We have lingered in the chambers of the sea
By sea-girls wreathed with seaweed red and brown
Till human voices wake us, and we drown.
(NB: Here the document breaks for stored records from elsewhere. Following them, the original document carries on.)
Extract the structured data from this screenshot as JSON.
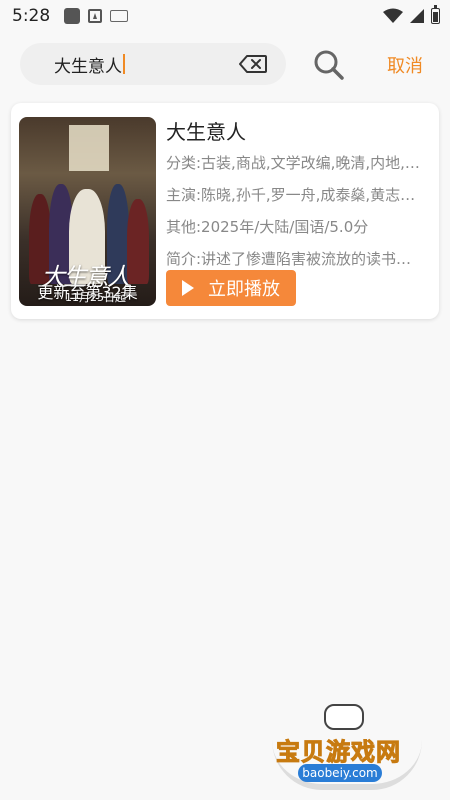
{
  "status_bar": {
    "time": "5:28"
  },
  "search": {
    "query": "大生意人",
    "cancel_label": "取消"
  },
  "result": {
    "title": "大生意人",
    "category": "分类:古装,商战,文学改编,晚清,内地,…",
    "cast": "主演:陈晓,孙千,罗一舟,成泰燊,黄志…",
    "other": "其他:2025年/大陆/国语/5.0分",
    "intro": "简介:讲述了惨遭陷害被流放的读书…",
    "poster_title": "大生意人",
    "poster_date": "11月25日起",
    "update_label": "更新至第32集",
    "play_label": "立即播放"
  },
  "watermark": {
    "name": "宝贝游戏网",
    "url": "baobeiy.com"
  },
  "colors": {
    "accent": "#f5883a",
    "cancel": "#f08a24"
  }
}
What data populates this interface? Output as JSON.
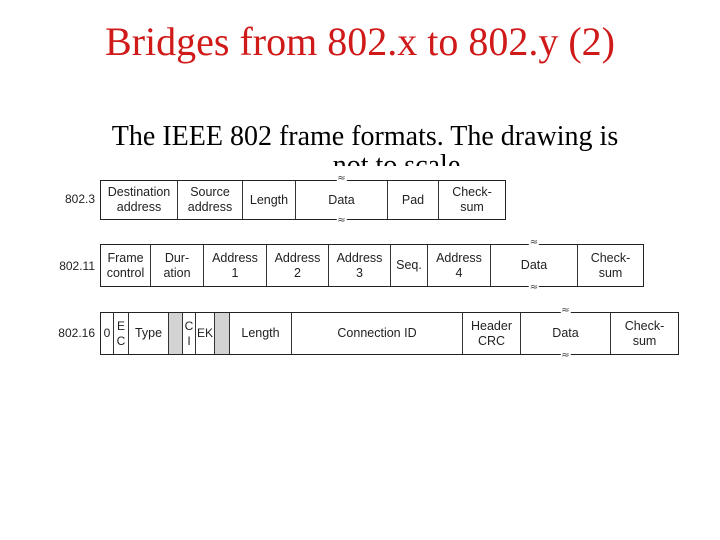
{
  "slide": {
    "title": "Bridges from 802.x to 802.y (2)",
    "subtitle": "The IEEE 802 frame formats.  The drawing is",
    "subtitle_clipped": "not to scale."
  },
  "colors": {
    "title": "#d01a1a",
    "text": "#000000",
    "reserved_field": "#d3d3d3"
  },
  "break_symbol": "≈",
  "frames": [
    {
      "name": "802.3",
      "fields": [
        {
          "label": "Destination\naddress"
        },
        {
          "label": "Source\naddress"
        },
        {
          "label": "Length"
        },
        {
          "label": "Data",
          "variable_length": true
        },
        {
          "label": "Pad"
        },
        {
          "label": "Check-\nsum"
        }
      ]
    },
    {
      "name": "802.11",
      "fields": [
        {
          "label": "Frame\ncontrol"
        },
        {
          "label": "Dur-\nation"
        },
        {
          "label": "Address\n1"
        },
        {
          "label": "Address\n2"
        },
        {
          "label": "Address\n3"
        },
        {
          "label": "Seq."
        },
        {
          "label": "Address\n4"
        },
        {
          "label": "Data",
          "variable_length": true
        },
        {
          "label": "Check-\nsum"
        }
      ]
    },
    {
      "name": "802.16",
      "fields": [
        {
          "label": "0"
        },
        {
          "label": "E\nC"
        },
        {
          "label": "Type"
        },
        {
          "label": "",
          "reserved": true
        },
        {
          "label": "C\nI"
        },
        {
          "label": "EK"
        },
        {
          "label": "",
          "reserved": true
        },
        {
          "label": "Length"
        },
        {
          "label": "Connection ID"
        },
        {
          "label": "Header\nCRC"
        },
        {
          "label": "Data",
          "variable_length": true
        },
        {
          "label": "Check-\nsum"
        }
      ]
    }
  ]
}
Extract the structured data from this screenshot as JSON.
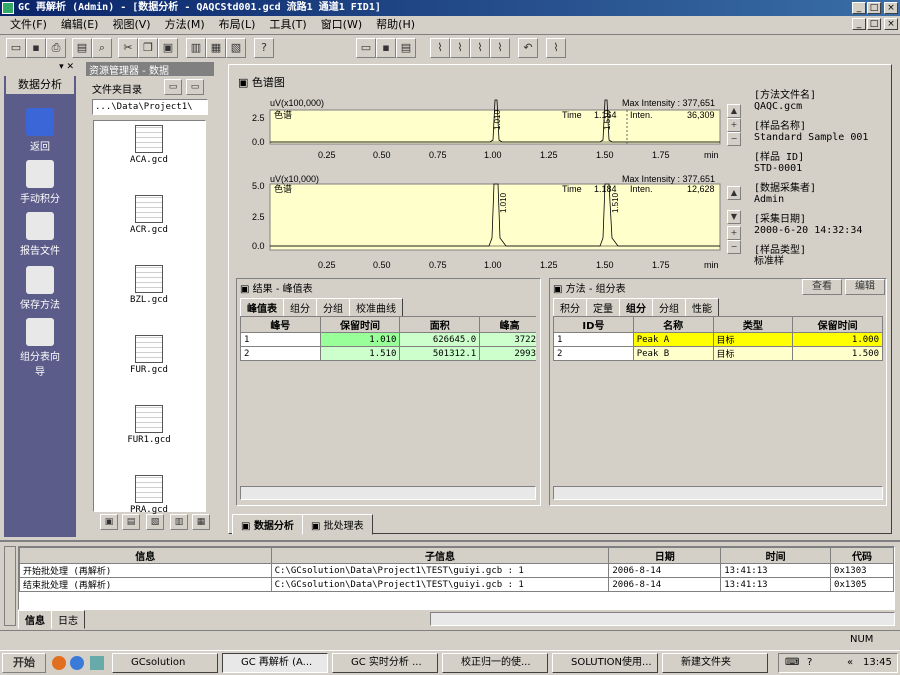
{
  "window": {
    "title": "GC 再解析 (Admin) - [数据分析 - QAQCStd001.gcd 流路1 通道1 FID1]"
  },
  "menu": [
    "文件(F)",
    "编辑(E)",
    "视图(V)",
    "方法(M)",
    "布局(L)",
    "工具(T)",
    "窗口(W)",
    "帮助(H)"
  ],
  "nav": {
    "title": "数据分析",
    "items": [
      {
        "label": "返回"
      },
      {
        "label": "手动积分"
      },
      {
        "label": "报告文件"
      },
      {
        "label": "保存方法"
      },
      {
        "label": "组分表向导"
      }
    ]
  },
  "files": {
    "header": "资源管理器 - 数据",
    "folder_label": "文件夹目录",
    "path": "...\\Data\\Project1\\",
    "items": [
      "ACA.gcd",
      "ACR.gcd",
      "BZL.gcd",
      "FUR.gcd",
      "FUR1.gcd",
      "PRA.gcd"
    ]
  },
  "chromatogram": {
    "title": "色谱图",
    "legend": "色谱",
    "top": {
      "ylabel": "uV(x100,000)",
      "max_intensity": "Max Intensity : 377,651",
      "time_label": "Time",
      "time_value": "1.164",
      "inten_label": "Inten.",
      "inten_value": "36,309",
      "yticks": [
        "2.5",
        "0.0"
      ],
      "peak1_label": "1.010",
      "peak2_label": "1.510"
    },
    "bottom": {
      "ylabel": "uV(x10,000)",
      "max_intensity": "Max Intensity : 377,651",
      "time_label": "Time",
      "time_value": "1.184",
      "inten_label": "Inten.",
      "inten_value": "12,628",
      "yticks": [
        "5.0",
        "2.5",
        "0.0"
      ],
      "peak1_label": "1.010",
      "peak2_label": "1.510"
    },
    "xticks": [
      "0.25",
      "0.50",
      "0.75",
      "1.00",
      "1.25",
      "1.50",
      "1.75"
    ],
    "xunit": "min"
  },
  "info": {
    "method_label": "[方法文件名]",
    "method_value": "QAQC.gcm",
    "sample_label": "[样品名称]",
    "sample_value": "Standard Sample 001",
    "id_label": "[样品 ID]",
    "id_value": "STD-0001",
    "operator_label": "[数据采集者]",
    "operator_value": "Admin",
    "date_label": "[采集日期]",
    "date_value": "2000-6-20 14:32:34",
    "type_label": "[样品类型]",
    "type_value": "标准样"
  },
  "results": {
    "title": "结果 - 峰值表",
    "tabs": [
      "峰值表",
      "组分",
      "分组",
      "校准曲线"
    ],
    "columns": [
      "峰号",
      "保留时间",
      "面积",
      "峰高"
    ],
    "rows": [
      [
        "1",
        "1.010",
        "626645.0",
        "3722"
      ],
      [
        "2",
        "1.510",
        "501312.1",
        "2993"
      ]
    ]
  },
  "method": {
    "title": "方法 - 组分表",
    "view_label": "查看",
    "edit_label": "编辑",
    "tabs": [
      "积分",
      "定量",
      "组分",
      "分组",
      "性能"
    ],
    "columns": [
      "ID号",
      "名称",
      "类型",
      "保留时间"
    ],
    "rows": [
      [
        "1",
        "Peak A",
        "目标",
        "1.000"
      ],
      [
        "2",
        "Peak B",
        "目标",
        "1.500"
      ]
    ]
  },
  "bottomtabs": [
    "数据分析",
    "批处理表"
  ],
  "log": {
    "columns": [
      "信息",
      "子信息",
      "日期",
      "时间",
      "代码"
    ],
    "rows": [
      [
        "开始批处理 (再解析)",
        "C:\\GCsolution\\Data\\Project1\\TEST\\guiyi.gcb : 1",
        "2006-8-14",
        "13:41:13",
        "0x1303"
      ],
      [
        "结束批处理 (再解析)",
        "C:\\GCsolution\\Data\\Project1\\TEST\\guiyi.gcb : 1",
        "2006-8-14",
        "13:41:13",
        "0x1305"
      ]
    ],
    "tabs": [
      "信息",
      "日志"
    ]
  },
  "status": {
    "num": "NUM"
  },
  "taskbar": {
    "start": "开始",
    "buttons": [
      "GCsolution",
      "GC 再解析 (A...",
      "GC 实时分析 ...",
      "校正归一的使...",
      "SOLUTION使用...",
      "新建文件夹"
    ],
    "clock": "13:45"
  }
}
This stanza develops a very intricate ending to the poem. There are few conclusions that can be interpreted. Is it possible that Prufrock was just dreaming the whole time, under the hypnotic spell of a woman? A dream in which drowning is the only way out. Or perhaps it is the wishes of a dying old man. A man in shambles from his lost love that he was never quite able to capitalize upon. A man trying to bury his past with a superficial imaginations of elegant mermaids and sea-girls. Could they be his loves replacement? Or simply his faded memory of the love that formed his analytical persona. Either way, Prufrock's hope of holding true to his love and asking that "overwhelming question" are long gone. His love is gone, his potential departed, and his life over.